By Darla McCammon and Darlene Romano
John Mellencamp is a Grammy-winning musician, singer, and songwriter, known for his catchy brand of heartland rock.
Did you know he is also a respected painter? We are going to explore his painting style and philosophy this week.
John Mellencamp was born Oct.7, 1951, in Seymour. By the age of 10, he was experimenting with oil paints. His painting took a back seat as his music career skyrocketed him to stardom in the 80s. In 1988, he joined the Arts Students League of New York and had his first formal training with portrait painter David Leffel, who taught him the technique of painting dark to light. Mellencamp was of German ancestry and said that it was significant to him when he discovered the work of German Expressionist artists Otto Dix and Max Beckmann, as they greatly influenced his style.
When asked why he paints, Mellencamp stated that he has ideas in him that he has to express and they come out in the form of making music, writing songs, or painting. He is down to earth and isn’t an artist who feels the need to tie his work to a deep philosophical meaning as some artists do, instead letting his work speak for itself. Portraiture makes up the bulk of his artwork and the influence from Dix and Beckmann is obvious in his melancholy and slightly haunting style.
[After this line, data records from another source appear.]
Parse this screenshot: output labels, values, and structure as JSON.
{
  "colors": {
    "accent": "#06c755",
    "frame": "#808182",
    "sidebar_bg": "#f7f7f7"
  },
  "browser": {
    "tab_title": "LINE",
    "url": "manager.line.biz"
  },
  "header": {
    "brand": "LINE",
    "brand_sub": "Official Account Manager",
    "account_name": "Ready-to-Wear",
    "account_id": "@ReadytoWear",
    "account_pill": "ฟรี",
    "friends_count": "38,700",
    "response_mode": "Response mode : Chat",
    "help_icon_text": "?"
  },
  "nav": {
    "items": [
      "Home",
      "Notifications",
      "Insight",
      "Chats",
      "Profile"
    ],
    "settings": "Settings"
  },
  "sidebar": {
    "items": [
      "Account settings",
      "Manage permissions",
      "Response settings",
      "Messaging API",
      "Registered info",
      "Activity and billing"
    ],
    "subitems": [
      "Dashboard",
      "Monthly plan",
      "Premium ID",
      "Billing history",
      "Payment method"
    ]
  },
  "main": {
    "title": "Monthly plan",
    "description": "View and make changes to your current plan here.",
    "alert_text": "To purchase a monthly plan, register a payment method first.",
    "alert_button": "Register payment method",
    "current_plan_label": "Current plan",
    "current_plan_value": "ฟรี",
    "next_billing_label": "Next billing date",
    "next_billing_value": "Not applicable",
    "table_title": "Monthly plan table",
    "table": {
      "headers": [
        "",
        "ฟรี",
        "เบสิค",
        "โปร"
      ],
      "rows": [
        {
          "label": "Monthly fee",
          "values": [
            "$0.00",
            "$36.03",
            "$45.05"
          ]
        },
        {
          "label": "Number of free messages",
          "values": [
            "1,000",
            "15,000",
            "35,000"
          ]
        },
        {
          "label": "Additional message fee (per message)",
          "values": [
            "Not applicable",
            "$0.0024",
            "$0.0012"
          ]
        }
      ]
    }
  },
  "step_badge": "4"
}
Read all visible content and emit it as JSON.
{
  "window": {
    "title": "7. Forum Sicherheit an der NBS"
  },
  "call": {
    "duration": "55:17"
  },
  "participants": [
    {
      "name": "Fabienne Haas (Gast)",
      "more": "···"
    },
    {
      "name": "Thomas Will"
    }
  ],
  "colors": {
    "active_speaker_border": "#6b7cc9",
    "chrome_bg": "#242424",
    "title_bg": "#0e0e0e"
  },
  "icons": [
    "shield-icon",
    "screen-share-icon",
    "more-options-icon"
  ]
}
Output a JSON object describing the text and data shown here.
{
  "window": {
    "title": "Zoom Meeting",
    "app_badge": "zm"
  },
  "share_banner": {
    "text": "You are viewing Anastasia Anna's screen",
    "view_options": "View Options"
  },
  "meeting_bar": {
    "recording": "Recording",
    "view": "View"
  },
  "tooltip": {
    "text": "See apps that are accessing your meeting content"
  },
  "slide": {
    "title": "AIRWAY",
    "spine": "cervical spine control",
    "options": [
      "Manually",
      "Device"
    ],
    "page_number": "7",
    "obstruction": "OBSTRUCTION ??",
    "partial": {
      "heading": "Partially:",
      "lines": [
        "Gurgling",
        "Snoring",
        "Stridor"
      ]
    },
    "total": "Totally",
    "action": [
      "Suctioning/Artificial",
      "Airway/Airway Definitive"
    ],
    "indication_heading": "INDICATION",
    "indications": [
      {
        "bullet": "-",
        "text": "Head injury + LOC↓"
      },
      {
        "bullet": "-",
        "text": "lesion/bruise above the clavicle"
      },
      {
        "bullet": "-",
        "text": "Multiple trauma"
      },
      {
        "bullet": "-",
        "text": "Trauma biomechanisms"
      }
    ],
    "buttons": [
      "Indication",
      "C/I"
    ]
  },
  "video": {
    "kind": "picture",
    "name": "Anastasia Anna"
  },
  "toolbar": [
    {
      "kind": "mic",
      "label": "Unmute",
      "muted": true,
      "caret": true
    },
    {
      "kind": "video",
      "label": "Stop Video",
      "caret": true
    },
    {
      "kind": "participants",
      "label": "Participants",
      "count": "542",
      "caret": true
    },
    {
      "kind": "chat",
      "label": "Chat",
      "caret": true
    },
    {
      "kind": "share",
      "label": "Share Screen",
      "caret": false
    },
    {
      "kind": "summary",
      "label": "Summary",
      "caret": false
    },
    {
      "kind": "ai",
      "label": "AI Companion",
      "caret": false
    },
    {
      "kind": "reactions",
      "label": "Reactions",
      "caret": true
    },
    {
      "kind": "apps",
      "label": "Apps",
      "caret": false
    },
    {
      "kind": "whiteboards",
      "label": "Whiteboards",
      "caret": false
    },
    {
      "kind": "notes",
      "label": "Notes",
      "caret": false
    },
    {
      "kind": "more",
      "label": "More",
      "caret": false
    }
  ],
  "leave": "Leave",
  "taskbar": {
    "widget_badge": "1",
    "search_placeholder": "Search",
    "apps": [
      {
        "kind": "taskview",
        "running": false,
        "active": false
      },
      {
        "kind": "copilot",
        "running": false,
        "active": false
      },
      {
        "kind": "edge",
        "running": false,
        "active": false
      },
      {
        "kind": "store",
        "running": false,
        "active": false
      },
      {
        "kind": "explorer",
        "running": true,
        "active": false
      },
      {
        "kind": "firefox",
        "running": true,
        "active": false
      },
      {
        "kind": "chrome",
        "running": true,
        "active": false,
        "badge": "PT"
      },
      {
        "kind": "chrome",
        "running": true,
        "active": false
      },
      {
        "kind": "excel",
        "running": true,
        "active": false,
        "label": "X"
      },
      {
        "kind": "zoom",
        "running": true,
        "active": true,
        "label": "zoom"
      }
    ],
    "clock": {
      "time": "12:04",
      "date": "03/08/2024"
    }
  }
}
His subjects present an introspective expression that is left open to interpretation by the viewer.
When asked about his inspiration for his work, Mellencamp said that his head is full of ideas that manifest themselves through his songs, lyrics, or paintings. In an Artist Talk facilitated by the director of the Deland Museum of Art (Florida), Mellencamp made the comment that he will never live up to his full potential as a human being in this lifetime with the talent he has been given. He said that he will never create a painting or write a song that is as good as he thinks it should be.
This doesn’t mean that he lacks confidence; in fact, it’s quite the opposite. It means that he is always striving for improvement, looking for ways to make changes that advance his work. He said that he can find things in every one of his finished paintings that he would change, and his words are inspiring to all artists who think their work isn’t good enough to exhibit.
During the pandemic, Mellencamp had a lot of time on his hands since he wasn’t touring, and created three interesting self-portraits that are worth exploring. The first self-portrait has a dark background with Mellencamp’s likeness outlined in white, and looks the most like a traditional portrait. The next self-portrait is much different from the first, with a white background and contains a lot of contrast between black/brown and white. Mellencamp’s figure seems to jump off the page at the viewer in this painting. The thoughtful expression on Mellencamp’s face is similar in the first two self-portraits.
However, in the third self-portrait, Mellencamp has a dour expression on his face and the color palette is mostly neutral brown, and this portrait has a somewhat abstract background. All three self-portraits are meritorious on their own but it’s interesting to compare the different styles because it speaks to Mellencamp’s ability to interpret the same thing differently, which is a sign of a great artist.